The National Rifle Association, representing 1 percent of the country's population, using an explosive potion of racism, intimidation and distortion, is poised to block any sensible approach to an epidemic of death by firearm.
Beyond political gridlock, some affinity groups offer economic stagnation, nationally and in New York State.
High in the vampire state's ladder of special interests is the well-meaning environmental community. Many of them, such as Buffalo's Jay Burney, a naturalist and founder of Times Beach Nature Preserve, have worked hard to transform remnants of the city's industrial wasteland into tracts of beauty and wonder.
Nationally, the reach of the nature-loving community has extended well beyond its numbers and deeply into public policy. The Obama administration menaces coal-burning power plants in the Ohio basin, driving up costs for Rust Belt industries struggling for revival.
The administration blocked extraction of hydrocarbons – oil, gas and coal – on federal lands and offshore. Most notoriously, Obama delayed the Keystone XL Pipeline, designed to carry Canadian crude to refineries on our Gulf Coast.
The direct loss of American jobs and spin-off is staggering. All this is based on the flimsy premise that if the United States alone turns to green energy, the world's skies will be purified and climate change will be arrested. In his post-election news conference, Obama claimed the United States will lead the world in green energy. Personally, he made only feints in this direction in his first term at Stockholm, then slunk back into the White House.

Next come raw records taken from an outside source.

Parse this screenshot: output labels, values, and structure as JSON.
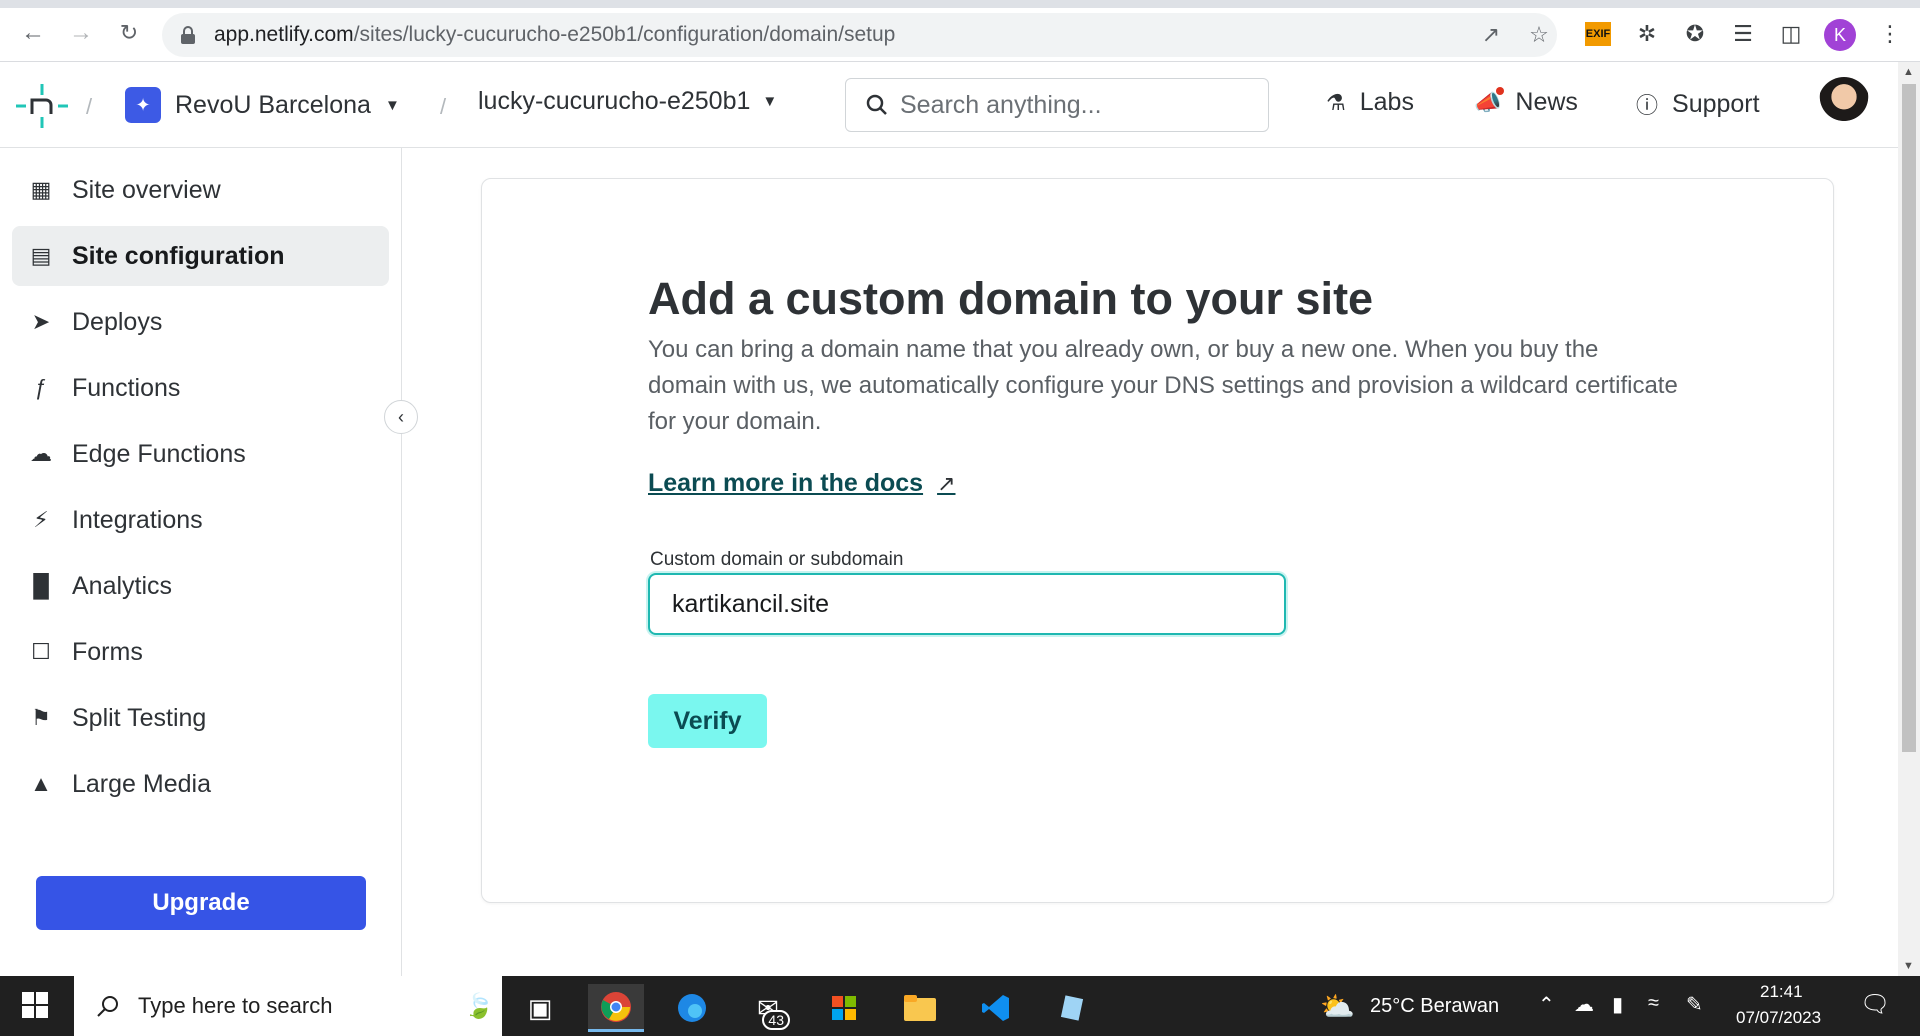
{
  "browser": {
    "url_host": "app.netlify.com",
    "url_path": "/sites/lucky-cucurucho-e250b1/configuration/domain/setup",
    "profile_initial": "K",
    "ext_exif_label": "EXIF"
  },
  "header": {
    "team_name": "RevoU Barcelona",
    "site_name": "lucky-cucurucho-e250b1",
    "search_placeholder": "Search anything...",
    "links": [
      "Labs",
      "News",
      "Support"
    ]
  },
  "sidebar": {
    "items": [
      {
        "label": "Site overview",
        "icon": "grid-icon"
      },
      {
        "label": "Site configuration",
        "icon": "server-icon",
        "active": true
      },
      {
        "label": "Deploys",
        "icon": "rocket-icon"
      },
      {
        "label": "Functions",
        "icon": "function-icon"
      },
      {
        "label": "Edge Functions",
        "icon": "edge-icon"
      },
      {
        "label": "Integrations",
        "icon": "plug-icon"
      },
      {
        "label": "Analytics",
        "icon": "bar-chart-icon"
      },
      {
        "label": "Forms",
        "icon": "form-icon"
      },
      {
        "label": "Split Testing",
        "icon": "signpost-icon"
      },
      {
        "label": "Large Media",
        "icon": "media-icon"
      }
    ],
    "upgrade_label": "Upgrade"
  },
  "main": {
    "title": "Add a custom domain to your site",
    "description": "You can bring a domain name that you already own, or buy a new one. When you buy the domain with us, we automatically configure your DNS settings and provision a wildcard certificate for your domain.",
    "docs_link": "Learn more in the docs",
    "docs_arrow": "↗",
    "field_label": "Custom domain or subdomain",
    "field_value": "kartikancil.site",
    "verify_label": "Verify"
  },
  "taskbar": {
    "search_placeholder": "Type here to search",
    "mail_badge": "43",
    "weather": "25°C  Berawan",
    "time": "21:41",
    "date": "07/07/2023"
  },
  "colors": {
    "accent_teal": "#7af7ef",
    "upgrade_blue": "#3654e6",
    "link_dark_teal": "#0b4b52"
  }
}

It is an inconvenient truth that the rest of the world, particularly communist China, is not listening. Nor is Canada. The Asian Basin is burning more polluting hydrocarbons than ever. After Obama's Keystone gambit, Canada turned its eyes across the Pacific. In December, Canada approved the $15 billion takeover of Nexen, owner of oil sands facilities in Alberta, by a Chinese state-run company. Canada and China know global demand for hydrocarbons will grow by 35 percent by 2035 and won't be left out.
Stifling the coal industry? Our coal exports are now triple the levels of a decade ago. So the stuff is being burned worldwide while American industry languishes.
Meanwhile, Gov. Andrew Cuomo's state moratorium on hydrofracking shale for oil and gas is due to expire at the end of this month. More than 1,000 people – a group that no doubt included sincere environmentalists but also extremists who don't need or want paying jobs, and have no idea how an economy runs – demonstrated against this process in Albany in January.
Across the state's southern border, fracking is a $6 billion a year business. In central Pennsylvania, there are so many employed it is hard to get a hotel room.
Burney visited Williston, N.D., where fracking is king. Deeply concerned about collateral damage like permanent groundwater contamination, he said, “I couldn't tell whether it was a boom town or a hell hole.”
A likely hell hole, but so were parts of Bethlehem Steel, Buffalo's Mobil Oil refinery and Carborundum in Niagara Falls. These employers are long gone. And possibly, the notion of constructive trade-offs.